INPUT FOR THIS TASK ->
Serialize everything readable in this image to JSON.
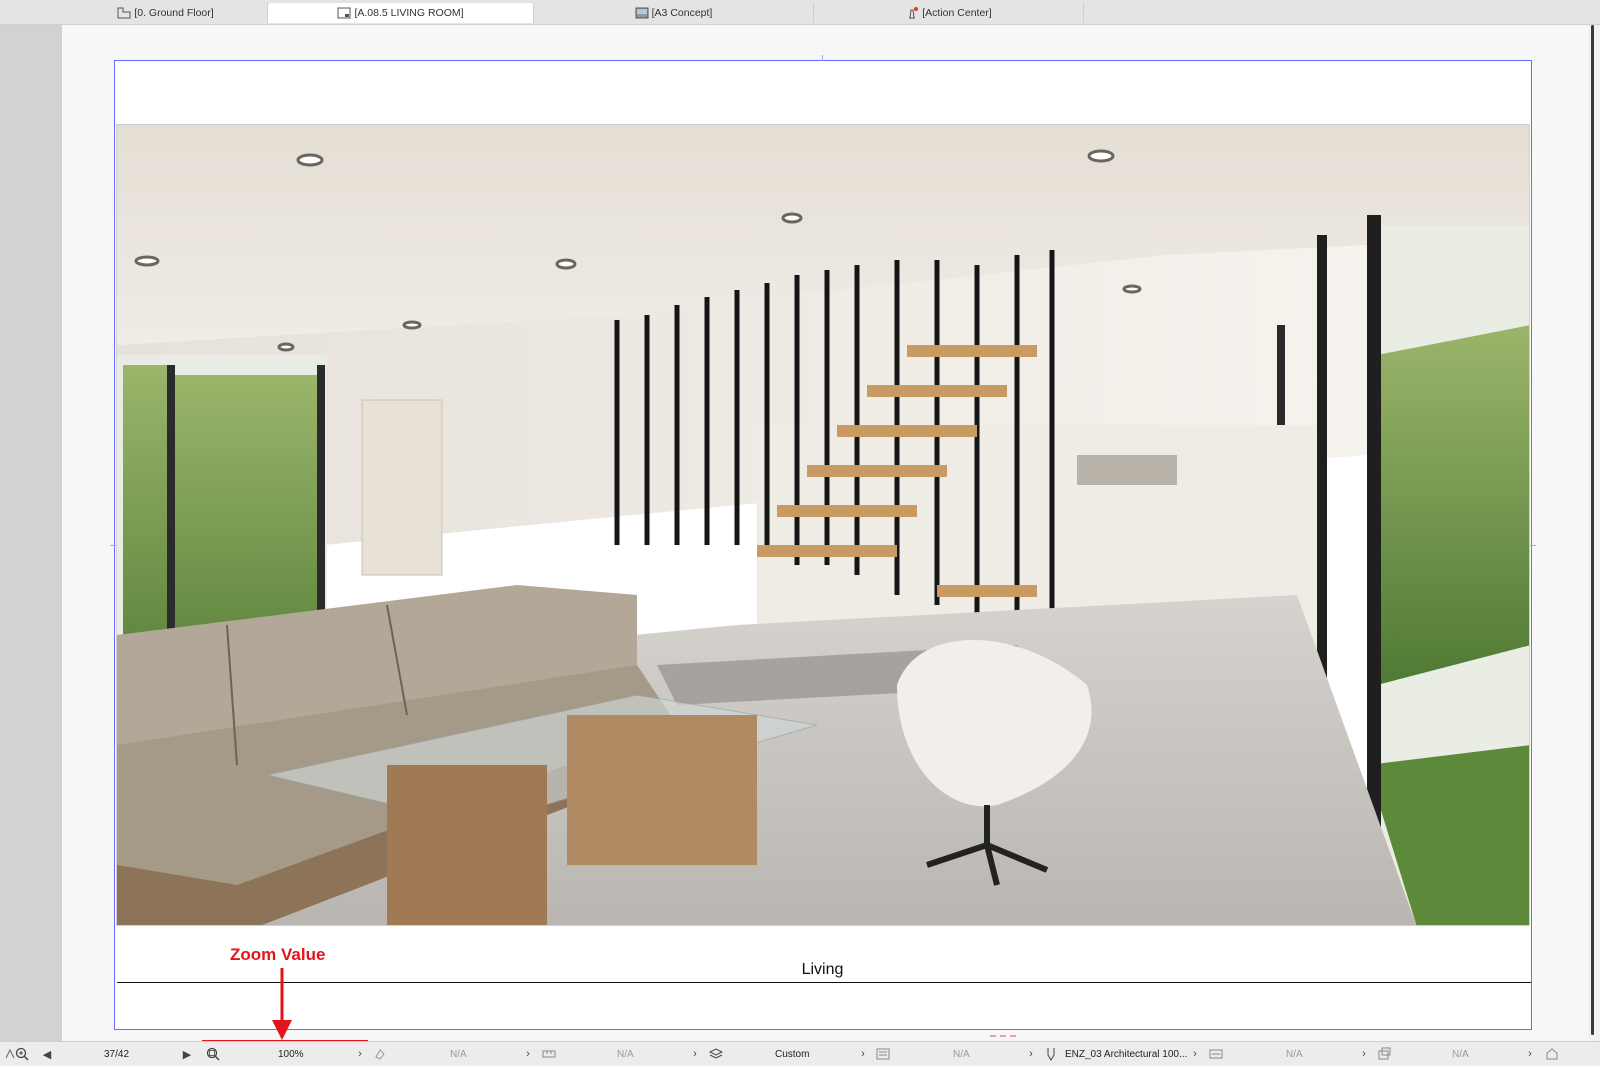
{
  "tabs": [
    {
      "label": "[0. Ground Floor]",
      "icon": "floor-plan-icon"
    },
    {
      "label": "[A.08.5 LIVING ROOM]",
      "icon": "layout-icon",
      "active": true
    },
    {
      "label": "[A3 Concept]",
      "icon": "image-icon"
    },
    {
      "label": "[Action Center]",
      "icon": "lighthouse-icon"
    }
  ],
  "drawing": {
    "caption": "Living",
    "image_subject": "rendered interior of a modern living room with sofa, glass coffee table, white chairs and a steel staircase"
  },
  "annotation": {
    "label": "Zoom Value",
    "color": "#e3151a"
  },
  "statusbar": {
    "page": "37/42",
    "zoom": "100%",
    "orientation": "N/A",
    "scale": "N/A",
    "layer_combination": "Custom",
    "pen_set": "N/A",
    "model_view": "ENZ_03 Architectural 100...",
    "dimension": "N/A",
    "renovation": "N/A"
  },
  "colors": {
    "sheet_border": "#6a6aff",
    "accent_red": "#e3151a"
  }
}
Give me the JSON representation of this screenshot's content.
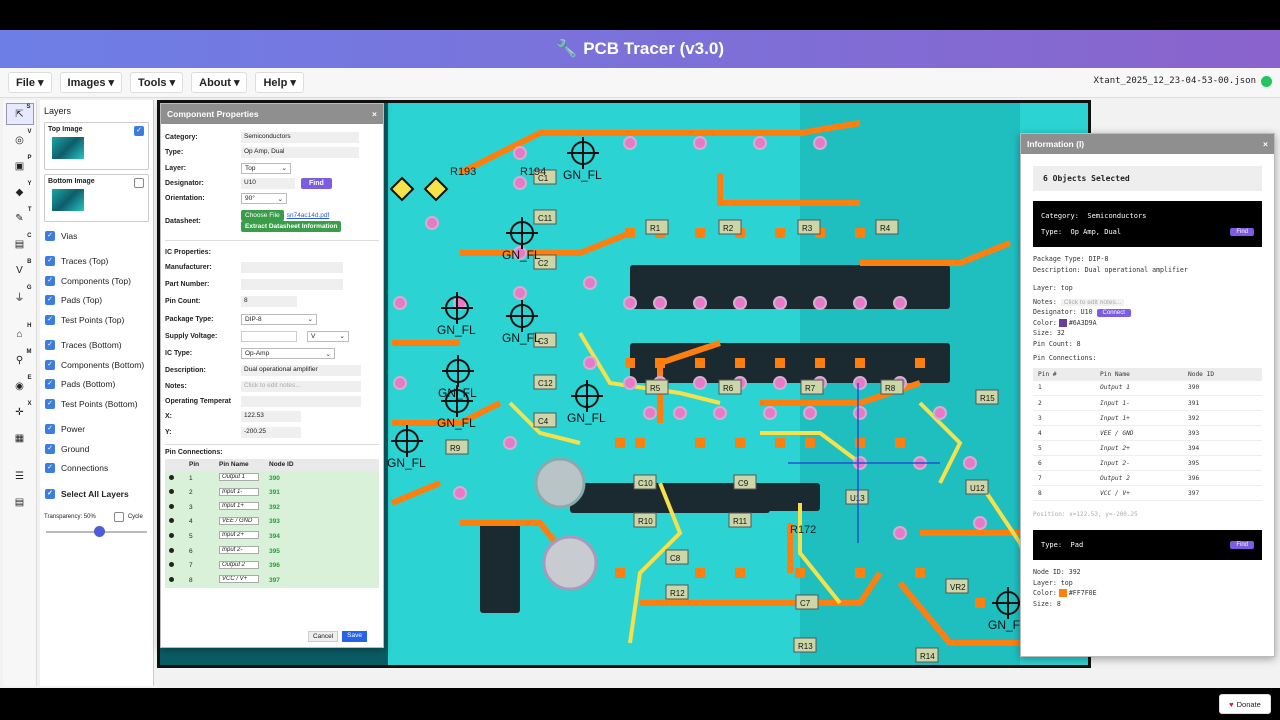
{
  "app": {
    "title": "PCB Tracer (v3.0)",
    "filename": "Xtant_2025_12_23-04-53-00.json",
    "donate": "Donate"
  },
  "menus": [
    "File ▾",
    "Images ▾",
    "Tools ▾",
    "About ▾",
    "Help ▾"
  ],
  "tools": [
    {
      "g": "⇱",
      "k": "S"
    },
    {
      "g": "◎",
      "k": "V",
      "n": "25"
    },
    {
      "g": "▣",
      "k": "P",
      "n": "30"
    },
    {
      "g": "◆",
      "k": "Y",
      "n": "25"
    },
    {
      "g": "✎",
      "k": "T",
      "n": "30"
    },
    {
      "g": "▤",
      "k": "C",
      "n": "1"
    },
    {
      "g": "V",
      "k": "B",
      "n": "25"
    },
    {
      "g": "⏚",
      "k": "G",
      "n": "25"
    },
    {
      "g": "⌂",
      "k": "H"
    },
    {
      "g": "⚲",
      "k": "M"
    },
    {
      "g": "◉",
      "k": "E"
    },
    {
      "g": "✛",
      "k": "X"
    },
    {
      "g": "▦",
      "k": ""
    },
    {
      "g": "☰",
      "k": ""
    },
    {
      "g": "▤",
      "k": ""
    }
  ],
  "layers": {
    "title": "Layers",
    "top_image": "Top Image",
    "bottom_image": "Bottom Image",
    "group1": [
      "Vias"
    ],
    "group2": [
      "Traces (Top)",
      "Components (Top)",
      "Pads (Top)",
      "Test Points (Top)"
    ],
    "group3": [
      "Traces (Bottom)",
      "Components (Bottom)",
      "Pads (Bottom)",
      "Test Points (Bottom)"
    ],
    "group4": [
      "Power",
      "Ground",
      "Connections"
    ],
    "select_all": "Select All Layers",
    "transparency": "Transparency: 50%",
    "cycle": "Cycle",
    "transparency_value": 0.5
  },
  "comp": {
    "title": "Component Properties",
    "category_l": "Category:",
    "category": "Semiconductors",
    "type_l": "Type:",
    "type": "Op Amp, Dual",
    "layer_l": "Layer:",
    "layer": "Top",
    "designator_l": "Designator:",
    "designator": "U10",
    "find": "Find",
    "orientation_l": "Orientation:",
    "orientation": "90°",
    "datasheet_l": "Datasheet:",
    "choose_file": "Choose File",
    "datasheet_file": "sn74ac14d.pdf",
    "extract": "Extract Datasheet Information",
    "ic_props": "IC Properties:",
    "manufacturer_l": "Manufacturer:",
    "partnum_l": "Part Number:",
    "pincount_l": "Pin Count:",
    "pincount": "8",
    "package_l": "Package Type:",
    "package": "DIP-8",
    "supply_l": "Supply Voltage:",
    "supply_unit": "V",
    "ictype_l": "IC Type:",
    "ictype": "Op-Amp",
    "desc_l": "Description:",
    "desc": "Dual operational amplifier",
    "notes_l": "Notes:",
    "notes_ph": "Click to edit notes...",
    "optemp_l": "Operating Temperat",
    "x_l": "X:",
    "x": "122.53",
    "y_l": "Y:",
    "y": "-200.25",
    "pinconn": "Pin Connections:",
    "pin_headers": [
      "Pin",
      "Pin Name",
      "Node ID"
    ],
    "pins": [
      {
        "pin": "1",
        "name": "Output 1",
        "node": "390"
      },
      {
        "pin": "2",
        "name": "Input 1-",
        "node": "391"
      },
      {
        "pin": "3",
        "name": "Input 1+",
        "node": "392"
      },
      {
        "pin": "4",
        "name": "VEE / GND",
        "node": "393"
      },
      {
        "pin": "5",
        "name": "Input 2+",
        "node": "394"
      },
      {
        "pin": "6",
        "name": "Input 2-",
        "node": "395"
      },
      {
        "pin": "7",
        "name": "Output 2",
        "node": "396"
      },
      {
        "pin": "8",
        "name": "VCC / V+",
        "node": "397"
      }
    ],
    "cancel": "Cancel",
    "save": "Save"
  },
  "info": {
    "title": "Information (I)",
    "selected": "6 Objects Selected",
    "category_l": "Category:",
    "category": "Semiconductors",
    "type_l": "Type:",
    "type": "Op Amp, Dual",
    "find": "Find",
    "lines": [
      "Package Type: DIP-8",
      "Description: Dual operational amplifier"
    ],
    "layer": "Layer: top",
    "notes_l": "Notes:",
    "notes_ph": "Click to edit notes...",
    "designator": "Designator: U10",
    "connect": "Connect",
    "color_l": "Color:",
    "color": "#6A3D9A",
    "size": "Size: 32",
    "pincount": "Pin Count: 8",
    "pinconn": "Pin Connections:",
    "headers": [
      "Pin #",
      "Pin Name",
      "Node ID"
    ],
    "pins": [
      {
        "pin": "1",
        "name": "Output 1",
        "node": "390"
      },
      {
        "pin": "2",
        "name": "Input 1-",
        "node": "391"
      },
      {
        "pin": "3",
        "name": "Input 1+",
        "node": "392"
      },
      {
        "pin": "4",
        "name": "VEE / GND",
        "node": "393"
      },
      {
        "pin": "5",
        "name": "Input 2+",
        "node": "394"
      },
      {
        "pin": "6",
        "name": "Input 2-",
        "node": "395"
      },
      {
        "pin": "7",
        "name": "Output 2",
        "node": "396"
      },
      {
        "pin": "8",
        "name": "VCC / V+",
        "node": "397"
      }
    ],
    "position": "Position: x=122.53, y=-200.25",
    "pad_type_l": "Type:",
    "pad_type": "Pad",
    "pad_lines": [
      "Node ID: 392",
      "Layer: top"
    ],
    "pad_color_l": "Color:",
    "pad_color": "#FF7F0E",
    "pad_size": "Size: 8"
  },
  "pcb_labels": [
    "C1",
    "C11",
    "C2",
    "C3",
    "C12",
    "C4",
    "C10",
    "C9",
    "C8",
    "C7",
    "R193",
    "R194",
    "R1",
    "R2",
    "R3",
    "R4",
    "R5",
    "R6",
    "R7",
    "R8",
    "R9",
    "R10",
    "R11",
    "R12",
    "R13",
    "R14",
    "R15",
    "R172",
    "R173",
    "R16",
    "U13",
    "U12",
    "VR2",
    "GN_FL",
    "GN_FL",
    "GN_FL",
    "GN_FL",
    "GN_FL",
    "GN_FL",
    "GN_FL"
  ]
}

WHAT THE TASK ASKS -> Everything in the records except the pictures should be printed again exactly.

WORKED SOLUTION ->
Serialize everything readable in this image to JSON.
{
  "tabs": [
    {
      "label": "[0. Ground Floor]",
      "icon": "floor-plan-icon"
    },
    {
      "label": "[A.08.5 LIVING ROOM]",
      "icon": "layout-icon",
      "active": true
    },
    {
      "label": "[A3 Concept]",
      "icon": "image-icon"
    },
    {
      "label": "[Action Center]",
      "icon": "lighthouse-icon"
    }
  ],
  "drawing": {
    "caption": "Living",
    "image_subject": "rendered interior of a modern living room with sofa, glass coffee table, white chairs and a steel staircase"
  },
  "annotation": {
    "label": "Zoom Value",
    "color": "#e3151a"
  },
  "statusbar": {
    "page": "37/42",
    "zoom": "100%",
    "orientation": "N/A",
    "scale": "N/A",
    "layer_combination": "Custom",
    "pen_set": "N/A",
    "model_view": "ENZ_03 Architectural 100...",
    "dimension": "N/A",
    "renovation": "N/A"
  },
  "colors": {
    "sheet_border": "#6a6aff",
    "accent_red": "#e3151a"
  }
}
Give me the JSON representation of this screenshot's content.
{
  "app": {
    "title": "PCB Tracer (v3.0)",
    "filename": "Xtant_2025_12_23-04-53-00.json",
    "donate": "Donate"
  },
  "menus": [
    "File ▾",
    "Images ▾",
    "Tools ▾",
    "About ▾",
    "Help ▾"
  ],
  "tools": [
    {
      "g": "⇱",
      "k": "S"
    },
    {
      "g": "◎",
      "k": "V",
      "n": "25"
    },
    {
      "g": "▣",
      "k": "P",
      "n": "30"
    },
    {
      "g": "◆",
      "k": "Y",
      "n": "25"
    },
    {
      "g": "✎",
      "k": "T",
      "n": "30"
    },
    {
      "g": "▤",
      "k": "C",
      "n": "1"
    },
    {
      "g": "V",
      "k": "B",
      "n": "25"
    },
    {
      "g": "⏚",
      "k": "G",
      "n": "25"
    },
    {
      "g": "⌂",
      "k": "H"
    },
    {
      "g": "⚲",
      "k": "M"
    },
    {
      "g": "◉",
      "k": "E"
    },
    {
      "g": "✛",
      "k": "X"
    },
    {
      "g": "▦",
      "k": ""
    },
    {
      "g": "☰",
      "k": ""
    },
    {
      "g": "▤",
      "k": ""
    }
  ],
  "layers": {
    "title": "Layers",
    "top_image": "Top Image",
    "bottom_image": "Bottom Image",
    "group1": [
      "Vias"
    ],
    "group2": [
      "Traces (Top)",
      "Components (Top)",
      "Pads (Top)",
      "Test Points (Top)"
    ],
    "group3": [
      "Traces (Bottom)",
      "Components (Bottom)",
      "Pads (Bottom)",
      "Test Points (Bottom)"
    ],
    "group4": [
      "Power",
      "Ground",
      "Connections"
    ],
    "select_all": "Select All Layers",
    "transparency": "Transparency: 50%",
    "cycle": "Cycle",
    "transparency_value": 0.5
  },
  "comp": {
    "title": "Component Properties",
    "category_l": "Category:",
    "category": "Semiconductors",
    "type_l": "Type:",
    "type": "Op Amp, Dual",
    "layer_l": "Layer:",
    "layer": "Top",
    "designator_l": "Designator:",
    "designator": "U10",
    "find": "Find",
    "orientation_l": "Orientation:",
    "orientation": "90°",
    "datasheet_l": "Datasheet:",
    "choose_file": "Choose File",
    "datasheet_file": "sn74ac14d.pdf",
    "extract": "Extract Datasheet Information",
    "ic_props": "IC Properties:",
    "manufacturer_l": "Manufacturer:",
    "partnum_l": "Part Number:",
    "pincount_l": "Pin Count:",
    "pincount": "8",
    "package_l": "Package Type:",
    "package": "DIP-8",
    "supply_l": "Supply Voltage:",
    "supply_unit": "V",
    "ictype_l": "IC Type:",
    "ictype": "Op-Amp",
    "desc_l": "Description:",
    "desc": "Dual operational amplifier",
    "notes_l": "Notes:",
    "notes_ph": "Click to edit notes...",
    "optemp_l": "Operating Temperat",
    "x_l": "X:",
    "x": "122.53",
    "y_l": "Y:",
    "y": "-200.25",
    "pinconn": "Pin Connections:",
    "pin_headers": [
      "Pin",
      "Pin Name",
      "Node ID"
    ],
    "pins": [
      {
        "pin": "1",
        "name": "Output 1",
        "node": "390"
      },
      {
        "pin": "2",
        "name": "Input 1-",
        "node": "391"
      },
      {
        "pin": "3",
        "name": "Input 1+",
        "node": "392"
      },
      {
        "pin": "4",
        "name": "VEE / GND",
        "node": "393"
      },
      {
        "pin": "5",
        "name": "Input 2+",
        "node": "394"
      },
      {
        "pin": "6",
        "name": "Input 2-",
        "node": "395"
      },
      {
        "pin": "7",
        "name": "Output 2",
        "node": "396"
      },
      {
        "pin": "8",
        "name": "VCC / V+",
        "node": "397"
      }
    ],
    "cancel": "Cancel",
    "save": "Save"
  },
  "info": {
    "title": "Information (I)",
    "selected": "6 Objects Selected",
    "category_l": "Category:",
    "category": "Semiconductors",
    "type_l": "Type:",
    "type": "Op Amp, Dual",
    "find": "Find",
    "lines": [
      "Package Type: DIP-8",
      "Description: Dual operational amplifier"
    ],
    "layer": "Layer: top",
    "notes_l": "Notes:",
    "notes_ph": "Click to edit notes...",
    "designator": "Designator: U10",
    "connect": "Connect",
    "color_l": "Color:",
    "color": "#6A3D9A",
    "size": "Size: 32",
    "pincount": "Pin Count: 8",
    "pinconn": "Pin Connections:",
    "headers": [
      "Pin #",
      "Pin Name",
      "Node ID"
    ],
    "pins": [
      {
        "pin": "1",
        "name": "Output 1",
        "node": "390"
      },
      {
        "pin": "2",
        "name": "Input 1-",
        "node": "391"
      },
      {
        "pin": "3",
        "name": "Input 1+",
        "node": "392"
      },
      {
        "pin": "4",
        "name": "VEE / GND",
        "node": "393"
      },
      {
        "pin": "5",
        "name": "Input 2+",
        "node": "394"
      },
      {
        "pin": "6",
        "name": "Input 2-",
        "node": "395"
      },
      {
        "pin": "7",
        "name": "Output 2",
        "node": "396"
      },
      {
        "pin": "8",
        "name": "VCC / V+",
        "node": "397"
      }
    ],
    "position": "Position: x=122.53, y=-200.25",
    "pad_type_l": "Type:",
    "pad_type": "Pad",
    "pad_lines": [
      "Node ID: 392",
      "Layer: top"
    ],
    "pad_color_l": "Color:",
    "pad_color": "#FF7F0E",
    "pad_size": "Size: 8"
  },
  "pcb_labels": [
    "C1",
    "C11",
    "C2",
    "C3",
    "C12",
    "C4",
    "C10",
    "C9",
    "C8",
    "C7",
    "R193",
    "R194",
    "R1",
    "R2",
    "R3",
    "R4",
    "R5",
    "R6",
    "R7",
    "R8",
    "R9",
    "R10",
    "R11",
    "R12",
    "R13",
    "R14",
    "R15",
    "R172",
    "R173",
    "R16",
    "U13",
    "U12",
    "VR2",
    "GN_FL",
    "GN_FL",
    "GN_FL",
    "GN_FL",
    "GN_FL",
    "GN_FL",
    "GN_FL"
  ]
}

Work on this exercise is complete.